◆ Exercise ◆
Which lines in the records below contain the word "screenshot"? Copy each one.

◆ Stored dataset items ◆

****

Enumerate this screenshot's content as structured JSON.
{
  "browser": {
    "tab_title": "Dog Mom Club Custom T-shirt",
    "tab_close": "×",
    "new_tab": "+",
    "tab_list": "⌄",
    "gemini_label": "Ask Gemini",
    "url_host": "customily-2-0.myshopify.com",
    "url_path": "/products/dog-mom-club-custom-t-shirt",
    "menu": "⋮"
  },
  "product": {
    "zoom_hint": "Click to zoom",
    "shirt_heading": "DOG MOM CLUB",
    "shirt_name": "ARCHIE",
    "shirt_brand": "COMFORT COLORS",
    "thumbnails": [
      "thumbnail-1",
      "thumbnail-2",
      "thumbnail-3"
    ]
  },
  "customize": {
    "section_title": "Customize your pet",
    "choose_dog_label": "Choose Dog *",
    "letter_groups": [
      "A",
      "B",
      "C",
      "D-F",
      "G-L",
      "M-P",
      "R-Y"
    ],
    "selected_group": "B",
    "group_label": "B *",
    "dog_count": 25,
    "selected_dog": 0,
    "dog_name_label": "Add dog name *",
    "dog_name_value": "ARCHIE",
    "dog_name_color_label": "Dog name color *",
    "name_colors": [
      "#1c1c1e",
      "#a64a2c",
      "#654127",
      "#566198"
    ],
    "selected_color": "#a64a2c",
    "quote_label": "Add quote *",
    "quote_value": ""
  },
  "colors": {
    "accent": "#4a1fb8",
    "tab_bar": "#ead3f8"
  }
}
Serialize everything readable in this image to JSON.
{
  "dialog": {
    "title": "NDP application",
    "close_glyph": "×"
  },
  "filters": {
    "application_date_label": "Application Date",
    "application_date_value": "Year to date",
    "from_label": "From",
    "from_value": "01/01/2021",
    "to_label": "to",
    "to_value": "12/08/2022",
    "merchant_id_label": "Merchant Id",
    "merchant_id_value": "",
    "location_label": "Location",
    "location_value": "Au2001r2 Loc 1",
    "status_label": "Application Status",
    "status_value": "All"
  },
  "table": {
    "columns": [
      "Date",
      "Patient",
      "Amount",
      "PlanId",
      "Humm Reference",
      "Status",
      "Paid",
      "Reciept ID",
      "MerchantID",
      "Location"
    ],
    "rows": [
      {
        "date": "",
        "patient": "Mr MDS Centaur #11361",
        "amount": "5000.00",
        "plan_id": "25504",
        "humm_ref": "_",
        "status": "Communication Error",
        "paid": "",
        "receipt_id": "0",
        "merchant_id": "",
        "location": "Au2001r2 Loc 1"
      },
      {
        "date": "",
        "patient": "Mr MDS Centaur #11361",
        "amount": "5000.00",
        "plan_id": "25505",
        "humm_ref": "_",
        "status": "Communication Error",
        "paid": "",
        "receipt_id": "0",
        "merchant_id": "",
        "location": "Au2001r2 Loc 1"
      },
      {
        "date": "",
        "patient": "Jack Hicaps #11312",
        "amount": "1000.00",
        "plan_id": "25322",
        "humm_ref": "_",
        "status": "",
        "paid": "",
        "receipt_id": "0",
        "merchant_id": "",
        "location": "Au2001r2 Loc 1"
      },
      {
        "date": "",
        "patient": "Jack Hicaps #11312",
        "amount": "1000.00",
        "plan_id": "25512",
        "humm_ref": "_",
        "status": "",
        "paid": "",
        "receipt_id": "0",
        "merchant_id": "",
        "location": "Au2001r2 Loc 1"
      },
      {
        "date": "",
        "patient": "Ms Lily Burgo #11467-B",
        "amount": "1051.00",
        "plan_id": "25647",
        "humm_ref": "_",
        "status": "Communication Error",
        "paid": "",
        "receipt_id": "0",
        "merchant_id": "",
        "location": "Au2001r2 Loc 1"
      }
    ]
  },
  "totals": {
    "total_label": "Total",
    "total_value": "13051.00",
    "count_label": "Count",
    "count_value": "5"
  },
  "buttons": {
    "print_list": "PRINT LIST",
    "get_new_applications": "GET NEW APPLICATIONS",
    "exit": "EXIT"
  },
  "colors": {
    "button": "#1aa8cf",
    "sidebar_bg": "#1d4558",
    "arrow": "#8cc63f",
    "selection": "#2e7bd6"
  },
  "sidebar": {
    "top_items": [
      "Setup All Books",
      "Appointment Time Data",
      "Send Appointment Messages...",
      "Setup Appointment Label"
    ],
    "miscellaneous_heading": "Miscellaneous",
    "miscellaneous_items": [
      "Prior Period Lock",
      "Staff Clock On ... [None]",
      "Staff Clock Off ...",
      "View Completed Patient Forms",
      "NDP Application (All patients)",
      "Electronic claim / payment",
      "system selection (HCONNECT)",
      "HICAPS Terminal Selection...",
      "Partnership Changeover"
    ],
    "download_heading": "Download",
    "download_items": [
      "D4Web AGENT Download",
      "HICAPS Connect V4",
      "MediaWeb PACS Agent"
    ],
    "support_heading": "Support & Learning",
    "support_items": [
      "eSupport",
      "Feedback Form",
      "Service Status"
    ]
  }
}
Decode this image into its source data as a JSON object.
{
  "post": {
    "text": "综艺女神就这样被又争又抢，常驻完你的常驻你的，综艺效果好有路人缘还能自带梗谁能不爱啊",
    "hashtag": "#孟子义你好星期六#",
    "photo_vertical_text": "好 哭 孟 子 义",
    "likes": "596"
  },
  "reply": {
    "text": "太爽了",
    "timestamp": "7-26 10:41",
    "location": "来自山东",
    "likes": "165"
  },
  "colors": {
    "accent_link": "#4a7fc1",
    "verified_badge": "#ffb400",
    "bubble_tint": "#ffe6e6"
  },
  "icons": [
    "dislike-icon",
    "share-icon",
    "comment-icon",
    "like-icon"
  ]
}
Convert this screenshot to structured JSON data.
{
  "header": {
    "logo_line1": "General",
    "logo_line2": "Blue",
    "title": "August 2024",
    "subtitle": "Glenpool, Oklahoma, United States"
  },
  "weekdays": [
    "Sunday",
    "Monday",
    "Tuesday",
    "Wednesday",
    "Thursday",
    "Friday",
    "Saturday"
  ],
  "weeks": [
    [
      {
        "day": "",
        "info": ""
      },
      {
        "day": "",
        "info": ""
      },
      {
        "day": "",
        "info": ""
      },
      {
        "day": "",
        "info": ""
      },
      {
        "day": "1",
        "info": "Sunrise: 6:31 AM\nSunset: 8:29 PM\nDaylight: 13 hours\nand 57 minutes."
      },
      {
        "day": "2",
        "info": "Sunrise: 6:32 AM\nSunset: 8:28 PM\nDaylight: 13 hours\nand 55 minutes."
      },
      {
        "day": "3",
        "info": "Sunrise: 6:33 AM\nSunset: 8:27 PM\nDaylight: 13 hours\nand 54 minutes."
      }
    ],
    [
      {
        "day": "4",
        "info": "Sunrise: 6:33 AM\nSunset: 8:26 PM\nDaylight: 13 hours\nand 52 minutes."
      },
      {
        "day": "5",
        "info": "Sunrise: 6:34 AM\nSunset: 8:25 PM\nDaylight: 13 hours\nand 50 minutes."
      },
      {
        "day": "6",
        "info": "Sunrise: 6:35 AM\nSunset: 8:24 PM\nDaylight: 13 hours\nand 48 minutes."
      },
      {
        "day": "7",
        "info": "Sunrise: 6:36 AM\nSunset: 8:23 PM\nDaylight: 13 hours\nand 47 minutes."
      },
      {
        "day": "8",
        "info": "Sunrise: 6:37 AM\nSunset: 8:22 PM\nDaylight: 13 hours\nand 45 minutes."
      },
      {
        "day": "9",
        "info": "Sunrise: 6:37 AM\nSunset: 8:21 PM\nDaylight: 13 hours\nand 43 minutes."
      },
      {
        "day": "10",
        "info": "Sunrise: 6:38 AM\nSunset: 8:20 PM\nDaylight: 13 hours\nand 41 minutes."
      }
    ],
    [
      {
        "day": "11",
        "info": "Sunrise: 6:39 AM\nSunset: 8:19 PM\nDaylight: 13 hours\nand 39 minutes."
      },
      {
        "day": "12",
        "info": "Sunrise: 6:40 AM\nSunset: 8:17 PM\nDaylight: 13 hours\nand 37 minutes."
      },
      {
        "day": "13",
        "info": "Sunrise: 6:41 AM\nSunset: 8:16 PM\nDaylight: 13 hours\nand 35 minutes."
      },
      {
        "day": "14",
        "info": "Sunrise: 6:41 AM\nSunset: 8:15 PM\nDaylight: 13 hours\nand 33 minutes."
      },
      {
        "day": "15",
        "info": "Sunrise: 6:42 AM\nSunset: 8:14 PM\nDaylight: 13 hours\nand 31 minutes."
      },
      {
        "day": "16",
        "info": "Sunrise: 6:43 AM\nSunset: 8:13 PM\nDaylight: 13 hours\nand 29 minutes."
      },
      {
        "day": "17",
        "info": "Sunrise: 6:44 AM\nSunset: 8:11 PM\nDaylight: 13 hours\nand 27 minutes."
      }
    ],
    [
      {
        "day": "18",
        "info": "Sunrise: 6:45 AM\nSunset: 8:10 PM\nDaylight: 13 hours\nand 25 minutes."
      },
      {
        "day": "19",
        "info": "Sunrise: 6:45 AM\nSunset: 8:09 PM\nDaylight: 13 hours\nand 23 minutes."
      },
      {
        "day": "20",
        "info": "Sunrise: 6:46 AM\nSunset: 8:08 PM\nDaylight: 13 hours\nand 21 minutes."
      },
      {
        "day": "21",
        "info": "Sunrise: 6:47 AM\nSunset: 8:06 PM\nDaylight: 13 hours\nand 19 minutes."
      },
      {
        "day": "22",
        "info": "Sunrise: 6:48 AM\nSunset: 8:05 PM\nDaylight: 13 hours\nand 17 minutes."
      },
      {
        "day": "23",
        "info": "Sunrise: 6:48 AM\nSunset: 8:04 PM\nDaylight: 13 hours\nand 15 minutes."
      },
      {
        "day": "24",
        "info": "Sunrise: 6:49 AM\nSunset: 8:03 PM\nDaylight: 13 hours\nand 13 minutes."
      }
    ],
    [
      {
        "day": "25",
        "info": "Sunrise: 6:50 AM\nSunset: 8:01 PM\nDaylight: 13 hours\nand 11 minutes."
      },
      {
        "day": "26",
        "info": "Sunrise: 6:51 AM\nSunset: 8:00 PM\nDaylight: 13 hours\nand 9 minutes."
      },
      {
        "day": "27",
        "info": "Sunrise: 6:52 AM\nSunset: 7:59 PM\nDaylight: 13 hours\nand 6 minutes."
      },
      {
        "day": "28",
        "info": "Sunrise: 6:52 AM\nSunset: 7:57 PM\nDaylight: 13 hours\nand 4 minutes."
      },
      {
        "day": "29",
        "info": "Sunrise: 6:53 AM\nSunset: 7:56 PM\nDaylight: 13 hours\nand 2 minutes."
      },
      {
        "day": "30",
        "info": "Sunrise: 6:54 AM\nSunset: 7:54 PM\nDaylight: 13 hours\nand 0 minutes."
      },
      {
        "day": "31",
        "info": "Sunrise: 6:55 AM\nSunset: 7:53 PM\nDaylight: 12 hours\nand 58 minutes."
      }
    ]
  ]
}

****

◆ Written solution ◆
Enumerate this screenshot's content as structured JSON.
Convert this screenshot to structured JSON data.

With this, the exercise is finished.